Start of DATASET EXTRACT
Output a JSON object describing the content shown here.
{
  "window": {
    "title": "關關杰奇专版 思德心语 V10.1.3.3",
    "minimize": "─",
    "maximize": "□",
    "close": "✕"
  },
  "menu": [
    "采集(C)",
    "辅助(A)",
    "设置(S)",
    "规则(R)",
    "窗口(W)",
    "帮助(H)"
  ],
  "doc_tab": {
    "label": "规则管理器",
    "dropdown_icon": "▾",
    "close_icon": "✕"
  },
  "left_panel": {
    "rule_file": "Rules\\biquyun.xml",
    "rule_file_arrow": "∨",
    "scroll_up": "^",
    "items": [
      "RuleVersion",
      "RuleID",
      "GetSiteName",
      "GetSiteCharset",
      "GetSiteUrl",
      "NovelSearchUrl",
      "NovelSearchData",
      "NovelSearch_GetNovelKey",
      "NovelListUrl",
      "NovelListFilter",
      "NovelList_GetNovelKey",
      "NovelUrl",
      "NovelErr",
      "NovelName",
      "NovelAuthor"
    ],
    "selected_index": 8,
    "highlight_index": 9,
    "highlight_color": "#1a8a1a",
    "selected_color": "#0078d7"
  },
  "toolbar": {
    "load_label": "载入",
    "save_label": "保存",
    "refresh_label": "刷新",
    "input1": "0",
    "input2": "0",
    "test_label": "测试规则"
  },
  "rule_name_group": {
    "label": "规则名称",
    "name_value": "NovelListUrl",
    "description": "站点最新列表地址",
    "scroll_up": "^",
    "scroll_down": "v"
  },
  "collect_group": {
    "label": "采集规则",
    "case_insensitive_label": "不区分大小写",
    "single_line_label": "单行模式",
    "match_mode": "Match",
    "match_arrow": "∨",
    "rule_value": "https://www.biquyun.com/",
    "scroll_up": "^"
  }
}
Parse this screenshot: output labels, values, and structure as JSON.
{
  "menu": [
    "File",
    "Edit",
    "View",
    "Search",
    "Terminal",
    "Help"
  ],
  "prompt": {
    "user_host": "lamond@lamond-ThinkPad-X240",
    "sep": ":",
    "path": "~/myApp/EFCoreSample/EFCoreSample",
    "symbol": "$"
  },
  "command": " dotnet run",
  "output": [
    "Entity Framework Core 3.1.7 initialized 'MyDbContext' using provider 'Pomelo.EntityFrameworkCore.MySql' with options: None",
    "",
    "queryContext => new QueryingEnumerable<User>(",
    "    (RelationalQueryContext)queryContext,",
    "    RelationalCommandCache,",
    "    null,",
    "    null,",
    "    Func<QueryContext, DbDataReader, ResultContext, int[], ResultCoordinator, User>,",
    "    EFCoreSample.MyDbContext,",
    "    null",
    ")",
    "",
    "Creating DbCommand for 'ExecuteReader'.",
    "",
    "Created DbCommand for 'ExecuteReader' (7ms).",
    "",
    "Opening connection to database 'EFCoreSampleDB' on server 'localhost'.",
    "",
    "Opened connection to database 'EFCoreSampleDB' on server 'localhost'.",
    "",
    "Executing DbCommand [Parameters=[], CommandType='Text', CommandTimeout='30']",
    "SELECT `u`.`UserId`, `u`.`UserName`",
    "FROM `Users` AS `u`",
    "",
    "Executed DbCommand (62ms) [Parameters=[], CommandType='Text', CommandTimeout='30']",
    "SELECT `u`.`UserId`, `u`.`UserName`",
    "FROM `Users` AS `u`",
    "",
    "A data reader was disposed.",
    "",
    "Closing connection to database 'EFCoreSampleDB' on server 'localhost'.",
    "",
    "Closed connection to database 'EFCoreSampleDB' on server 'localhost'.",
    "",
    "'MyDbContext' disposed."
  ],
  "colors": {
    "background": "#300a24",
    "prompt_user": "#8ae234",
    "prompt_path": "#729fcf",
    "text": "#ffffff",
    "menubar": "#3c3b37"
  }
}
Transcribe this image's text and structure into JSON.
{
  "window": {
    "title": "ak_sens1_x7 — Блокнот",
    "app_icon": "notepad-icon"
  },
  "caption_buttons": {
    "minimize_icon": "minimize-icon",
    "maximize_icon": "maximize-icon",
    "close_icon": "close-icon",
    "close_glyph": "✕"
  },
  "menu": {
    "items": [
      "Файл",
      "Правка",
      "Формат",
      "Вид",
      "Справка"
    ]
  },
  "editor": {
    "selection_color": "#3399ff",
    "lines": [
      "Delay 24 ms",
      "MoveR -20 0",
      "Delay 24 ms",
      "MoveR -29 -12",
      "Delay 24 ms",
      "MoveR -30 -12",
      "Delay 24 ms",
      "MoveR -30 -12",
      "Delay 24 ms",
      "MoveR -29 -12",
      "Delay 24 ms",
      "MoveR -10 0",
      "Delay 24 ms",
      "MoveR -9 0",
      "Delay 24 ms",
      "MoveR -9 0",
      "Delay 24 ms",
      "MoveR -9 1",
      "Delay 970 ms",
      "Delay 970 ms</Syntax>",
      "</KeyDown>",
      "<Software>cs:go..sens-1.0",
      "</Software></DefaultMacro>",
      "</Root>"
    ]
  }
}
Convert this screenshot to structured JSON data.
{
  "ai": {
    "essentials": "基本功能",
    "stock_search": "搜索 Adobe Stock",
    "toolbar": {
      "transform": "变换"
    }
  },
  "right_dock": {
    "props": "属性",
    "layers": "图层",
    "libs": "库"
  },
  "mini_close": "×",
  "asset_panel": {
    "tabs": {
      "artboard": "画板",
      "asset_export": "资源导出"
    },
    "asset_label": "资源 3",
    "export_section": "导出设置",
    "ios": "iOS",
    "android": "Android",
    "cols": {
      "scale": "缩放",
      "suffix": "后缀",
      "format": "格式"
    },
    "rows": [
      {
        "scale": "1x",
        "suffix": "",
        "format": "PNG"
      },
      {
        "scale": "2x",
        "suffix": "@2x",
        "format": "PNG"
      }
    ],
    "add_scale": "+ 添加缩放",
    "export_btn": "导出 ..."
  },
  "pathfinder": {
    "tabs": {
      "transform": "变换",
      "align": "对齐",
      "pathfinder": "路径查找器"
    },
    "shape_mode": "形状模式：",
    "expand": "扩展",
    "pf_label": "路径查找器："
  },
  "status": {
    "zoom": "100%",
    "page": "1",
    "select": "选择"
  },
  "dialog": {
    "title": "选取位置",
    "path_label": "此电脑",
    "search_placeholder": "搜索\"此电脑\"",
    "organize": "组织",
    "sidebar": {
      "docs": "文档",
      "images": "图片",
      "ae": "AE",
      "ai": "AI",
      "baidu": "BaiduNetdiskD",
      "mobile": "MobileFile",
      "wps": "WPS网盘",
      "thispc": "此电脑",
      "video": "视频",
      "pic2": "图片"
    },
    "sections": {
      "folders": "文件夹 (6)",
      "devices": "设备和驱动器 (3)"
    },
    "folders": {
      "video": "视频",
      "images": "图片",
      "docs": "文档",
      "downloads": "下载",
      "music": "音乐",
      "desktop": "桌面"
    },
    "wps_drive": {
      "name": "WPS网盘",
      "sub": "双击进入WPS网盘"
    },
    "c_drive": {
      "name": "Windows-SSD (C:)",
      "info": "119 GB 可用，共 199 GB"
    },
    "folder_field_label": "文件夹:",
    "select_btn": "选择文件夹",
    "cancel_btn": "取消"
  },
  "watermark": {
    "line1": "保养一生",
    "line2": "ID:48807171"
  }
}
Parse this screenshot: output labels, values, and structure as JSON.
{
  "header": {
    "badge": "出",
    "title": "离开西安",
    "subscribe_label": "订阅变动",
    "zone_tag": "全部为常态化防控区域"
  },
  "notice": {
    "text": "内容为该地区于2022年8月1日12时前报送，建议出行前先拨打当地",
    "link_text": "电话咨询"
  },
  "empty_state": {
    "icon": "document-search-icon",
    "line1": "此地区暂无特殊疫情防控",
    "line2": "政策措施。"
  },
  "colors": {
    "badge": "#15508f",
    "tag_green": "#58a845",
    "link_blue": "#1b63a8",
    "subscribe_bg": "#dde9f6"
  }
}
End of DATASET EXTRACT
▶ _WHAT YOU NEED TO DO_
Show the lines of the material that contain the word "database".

▶ _TASK RESULT_
    "Opening connection to database 'EFCoreSampleDB' on server 'localhost'.",
    "Opened connection to database 'EFCoreSampleDB' on server 'localhost'.",
    "Closing connection to database 'EFCoreSampleDB' on server 'localhost'.",
    "Closed connection to database 'EFCoreSampleDB' on server 'localhost'.",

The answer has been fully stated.